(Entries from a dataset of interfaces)
****************

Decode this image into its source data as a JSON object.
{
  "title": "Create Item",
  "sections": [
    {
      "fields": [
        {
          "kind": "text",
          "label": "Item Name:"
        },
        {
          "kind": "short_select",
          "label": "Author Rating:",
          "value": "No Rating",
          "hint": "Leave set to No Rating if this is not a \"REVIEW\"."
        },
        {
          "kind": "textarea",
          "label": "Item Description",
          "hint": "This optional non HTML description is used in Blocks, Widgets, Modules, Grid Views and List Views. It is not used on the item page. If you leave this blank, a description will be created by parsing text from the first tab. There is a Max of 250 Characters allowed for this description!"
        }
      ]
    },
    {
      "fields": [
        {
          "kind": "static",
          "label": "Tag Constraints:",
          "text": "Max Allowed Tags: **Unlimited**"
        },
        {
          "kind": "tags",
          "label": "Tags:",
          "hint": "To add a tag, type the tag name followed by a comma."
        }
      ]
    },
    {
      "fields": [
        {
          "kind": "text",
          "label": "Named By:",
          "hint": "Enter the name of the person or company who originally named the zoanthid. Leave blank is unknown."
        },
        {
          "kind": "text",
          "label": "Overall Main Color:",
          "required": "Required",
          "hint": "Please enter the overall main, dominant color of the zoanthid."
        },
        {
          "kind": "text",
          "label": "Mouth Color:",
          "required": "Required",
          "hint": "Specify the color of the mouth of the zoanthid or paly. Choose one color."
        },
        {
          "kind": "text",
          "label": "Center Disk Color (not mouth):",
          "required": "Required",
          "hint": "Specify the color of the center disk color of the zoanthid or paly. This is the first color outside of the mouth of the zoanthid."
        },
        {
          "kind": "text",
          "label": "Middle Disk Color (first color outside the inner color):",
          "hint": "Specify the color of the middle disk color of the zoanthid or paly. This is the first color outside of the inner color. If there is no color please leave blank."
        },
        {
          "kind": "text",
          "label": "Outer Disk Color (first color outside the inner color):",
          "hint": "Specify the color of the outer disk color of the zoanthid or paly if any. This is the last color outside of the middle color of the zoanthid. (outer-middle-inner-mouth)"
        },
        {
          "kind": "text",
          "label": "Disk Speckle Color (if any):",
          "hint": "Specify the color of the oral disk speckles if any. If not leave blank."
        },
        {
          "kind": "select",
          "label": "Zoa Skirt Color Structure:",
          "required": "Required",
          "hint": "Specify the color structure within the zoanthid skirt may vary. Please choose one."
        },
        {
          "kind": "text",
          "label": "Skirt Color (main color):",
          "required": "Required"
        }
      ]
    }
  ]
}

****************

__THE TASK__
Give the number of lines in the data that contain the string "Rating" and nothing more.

__TASK OUTPUT__
3